After no-hitting the Mets in the first two frames, Kershaw smacked a one-out single to left-center field in the top of third inning. Howie Kendrick followed soon after with a two-out single to left and then Adrian Gonzalez blooped a ball to shallow center that drove in Enrique Hernandez, who had reached earlier on a fielder’s choice grounder to second base.

That all set up this Justin Turner two-run double down the left field line that put Los Angeles up 3-0
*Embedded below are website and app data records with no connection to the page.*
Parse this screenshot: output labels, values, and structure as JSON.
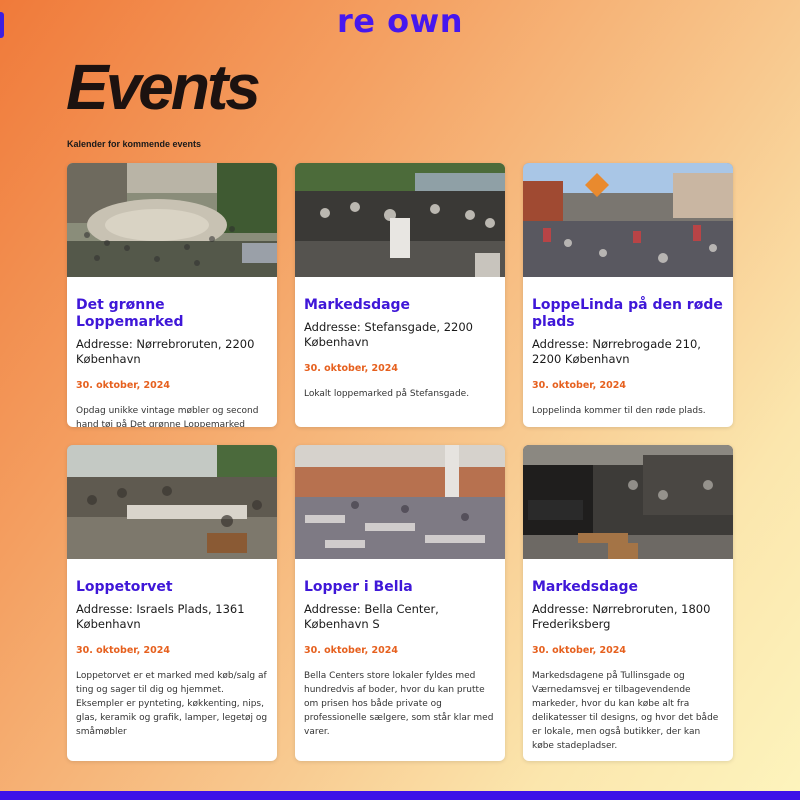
{
  "header": {
    "logo_text": "re own"
  },
  "page": {
    "title": "Events",
    "subtitle": "Kalender for kommende events"
  },
  "events": [
    {
      "title": "Det grønne Loppemarked",
      "address": "Addresse: Nørrebroruten, 2200 København",
      "date": "30. oktober, 2024",
      "description": "Opdag unikke vintage møbler og second hand tøj på Det grønne Loppemarked"
    },
    {
      "title": "Markedsdage",
      "address": "Addresse: Stefansgade, 2200 København",
      "date": "30. oktober, 2024",
      "description": "Lokalt loppemarked på Stefansgade."
    },
    {
      "title": "LoppeLinda på den røde plads",
      "address": "Addresse: Nørrebrogade 210, 2200 København",
      "date": "30. oktober, 2024",
      "description": "Loppelinda kommer til den røde plads."
    },
    {
      "title": "Loppetorvet",
      "address": "Addresse: Israels Plads, 1361 København",
      "date": "30. oktober, 2024",
      "description": "Loppetorvet er et marked med køb/salg af ting og sager til dig og hjemmet. Eksempler er pynteting, køkkenting, nips, glas, keramik og grafik, lamper, legetøj og småmøbler"
    },
    {
      "title": "Lopper i Bella",
      "address": "Addresse: Bella Center, København S",
      "date": "30. oktober, 2024",
      "description": "Bella Centers store lokaler fyldes med hundredvis af boder, hvor du kan prutte om prisen hos både private og professionelle sælgere, som står klar med varer."
    },
    {
      "title": "Markedsdage",
      "address": "Addresse: Nørrebroruten, 1800 Frederiksberg",
      "date": "30. oktober, 2024",
      "description": "Markedsdagene på Tullinsgade og Værnedamsvej er tilbagevendende markeder, hvor du kan købe alt fra delikatesser til designs, og hvor det både er lokale, men også butikker, der kan købe stadepladser."
    }
  ],
  "colors": {
    "brand": "#4617ee",
    "date_accent": "#e6601e",
    "footer_bar": "#3d12e8"
  }
}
That’s now four doubles this postseason for Turner, which is a Dodgers franchise record for the Division Series. Los Angeles is trying to force a Game 5.